Many people put off making a Will until it is too late, while others don’t think they need one. However, if you have property – and this includes superannuation – you need a Will to ensure it is distributed properly after your death. Dying without a Will only makes thing more difficult for your family and it costs a lot to have the court decide who should benefit from your assets. This cost will be taken out of your assets, so your family will get much less than otherwise.
The trouble with an old Will
You may have made a Will years ago and think that is the end of the matter, but just like many things in this life, a Will may need to be upgraded or rewritten. If you divorce and/or remarry, your current Will is no longer of any use as it is not considered valid. At least, that’s how it is in Western Australia. So a new Will must be made to take into consideration your new circumstances. Then again, if your Will was made when you were younger and you now have more children or grandchildren that have not been mentioned, you may want to rewrite your will to include them.
How a lawyer can help
Making a Will should be done with the help of a lawyer to ensure that you get everything right. Your lawyer will be able to give a great deal of pertinent advice, taking into consideration your particular assets and circumstances. When this is done there will be less likelihood of your Will being contested or considered invalid.
We often enjoy stories about a Will being scribbled down on a piece of paper; this is not the ideal way to dispose of your assets, even though the story endings are usually happy. In real life the ending may not be the same. There are several things that can make such a Will invalid.

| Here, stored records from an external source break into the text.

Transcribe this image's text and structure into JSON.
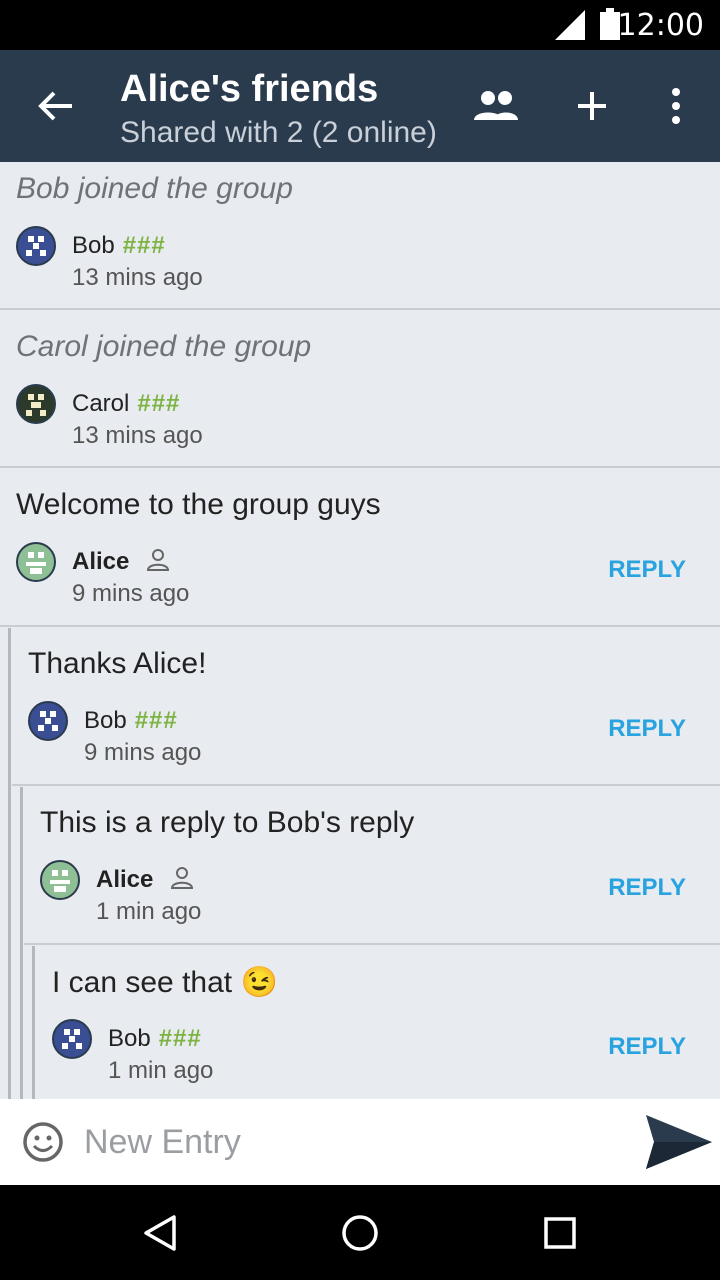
{
  "status": {
    "time": "12:00"
  },
  "appbar": {
    "title": "Alice's friends",
    "subtitle": "Shared with 2 (2 online)"
  },
  "posts": [
    {
      "message": "Bob joined the group",
      "author": "Bob",
      "badge": "###",
      "time": "13 mins ago",
      "system": true
    },
    {
      "message": "Carol joined the group",
      "author": "Carol",
      "badge": "###",
      "time": "13 mins ago",
      "system": true
    },
    {
      "message": "Welcome to the group guys",
      "author": "Alice",
      "time": "9 mins ago",
      "reply": "REPLY"
    },
    {
      "message": "Thanks Alice!",
      "author": "Bob",
      "badge": "###",
      "time": "9 mins ago",
      "reply": "REPLY"
    },
    {
      "message": "This is a reply to Bob's reply",
      "author": "Alice",
      "time": "1 min ago",
      "reply": "REPLY"
    },
    {
      "message": "I can see that 😉",
      "author": "Bob",
      "badge": "###",
      "time": "1 min ago",
      "reply": "REPLY"
    }
  ],
  "composer": {
    "placeholder": "New Entry"
  },
  "colors": {
    "appbar": "#2a3b4e",
    "accent": "#29a3e0",
    "badge": "#7cb342"
  }
}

- It may not have been signed by two witnesses
- It may not deal with the whole of your estate
- Your wishes may not be clearly stated
- There may be no Executor appointed, or the one appointed may not be appropriate
- And of course, it may not even be found, so an earlier Will is used.
If you want your Will to truly benefit your loved ones, don’t take any risks, but have it drawn up in the presence of a lawyer who will ensure that everything is done legally and according to your wishes.
Enduring power of attorney (EPA)
You may also want to draw up a document to appoint a specific person to make financial and other decisions on your behalf in case there comes a time when you are unable to do so. This will be a person whom you trust completely with all your affairs.